Prime Minister Shinzo Abe appears eager to join the talks on the Trans-Pacific Partnership free trade plan now being negotiated by 11 countries — the United States, Canada, Mexico, Peru, Chile, Australia, New Zealand, Singapore, Brunei, Malaysia and Vietnam. He is expected to announce his decision about the TPP talks this week.

Before that, he should carefully consider whether Japan’s interests will be served in the talks. At the very least, he should fully explain not only the merits and demerits of the TPP but also the difficulties associated with the procedure for joining the talks, which are veiled in secrecy.

It is clear that it would be virtually impossible for Japan, a latecomer to the talks, to change various rules already agreed on by participants now in negotiations, although the government has been mum on this point.

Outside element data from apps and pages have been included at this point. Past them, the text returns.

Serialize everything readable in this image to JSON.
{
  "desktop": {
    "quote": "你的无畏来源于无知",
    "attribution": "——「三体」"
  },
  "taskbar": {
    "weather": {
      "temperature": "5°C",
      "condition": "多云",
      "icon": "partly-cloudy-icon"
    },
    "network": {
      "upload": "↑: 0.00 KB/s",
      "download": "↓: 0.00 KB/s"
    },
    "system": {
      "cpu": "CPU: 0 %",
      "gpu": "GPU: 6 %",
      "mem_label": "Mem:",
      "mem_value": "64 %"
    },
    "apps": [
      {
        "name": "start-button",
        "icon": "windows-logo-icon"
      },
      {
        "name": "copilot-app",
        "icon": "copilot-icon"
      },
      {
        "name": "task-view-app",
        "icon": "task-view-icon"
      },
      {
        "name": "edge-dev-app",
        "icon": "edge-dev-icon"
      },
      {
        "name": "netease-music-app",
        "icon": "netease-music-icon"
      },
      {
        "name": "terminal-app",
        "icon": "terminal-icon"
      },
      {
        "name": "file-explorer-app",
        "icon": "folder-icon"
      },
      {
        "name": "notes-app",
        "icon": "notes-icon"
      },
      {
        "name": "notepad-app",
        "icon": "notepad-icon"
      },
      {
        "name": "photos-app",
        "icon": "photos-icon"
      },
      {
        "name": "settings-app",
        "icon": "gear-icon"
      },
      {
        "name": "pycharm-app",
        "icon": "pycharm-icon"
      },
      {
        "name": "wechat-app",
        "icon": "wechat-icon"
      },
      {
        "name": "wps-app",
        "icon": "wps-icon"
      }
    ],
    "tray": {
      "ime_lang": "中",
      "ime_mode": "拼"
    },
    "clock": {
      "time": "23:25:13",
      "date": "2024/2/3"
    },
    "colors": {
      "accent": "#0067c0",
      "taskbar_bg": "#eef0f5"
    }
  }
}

This omission on the part of the government constitutes betrayal of people’s trust. How many participants will agree to a makeover of TPP negotiation procedures for the sake of Japan?

The TPP is different from ordinary free trade or economic partnership agreements. In principle, participating countries must agree to eliminate all tariffs. But the TPP is not only about the elimination of tariffs. It covers wide-ranging trade and investment rules for 21 fields including intellectual property, the environment, labor regulations, sanitary-quarantine matters and rules on orders for public works projects.

It is important to understand that agriculture, though important, is only one of the issues addressed by the TPP. Since participation in the TPP will greatly impact Japan’s economy and society, Mr. Abe cannot be too careful about his decision. The TPP could greatly affect the finance, insurance and medical sectors.

Mr. Abe should ask himself whether Japan, by taking part in the TPP talks, can protect a wide range of national interests. For example, how will participation affect the social policy fabric, including the public health insurance system that Japan has painstakingly established over many decades?

On the basis of his meeting with U.S. President Barack Obama at the White House and a Japan-U.S. joint statement issued on Feb. 22, Mr. Abe said it has become clear that the “abolition of all tariffs without exceptions” is no longer a prerequisite for joining the TPP talks.

This remark smacks of sophistry that misleads not only the public but also the Diet. The crux of the joint statement is that “the final outcome will be determined during the negotiations.” Even if Japan decides to join the TPP talks now, it is expected to take about three months before it can actually take part in the talks because of U.S. congressional procedure.

Since the current participants in the TPP talks are said to be aiming to conclude the talks by yearend, it must be asked, again, whether Japan will be able to achieve its intended goals during the limited negotiation time available.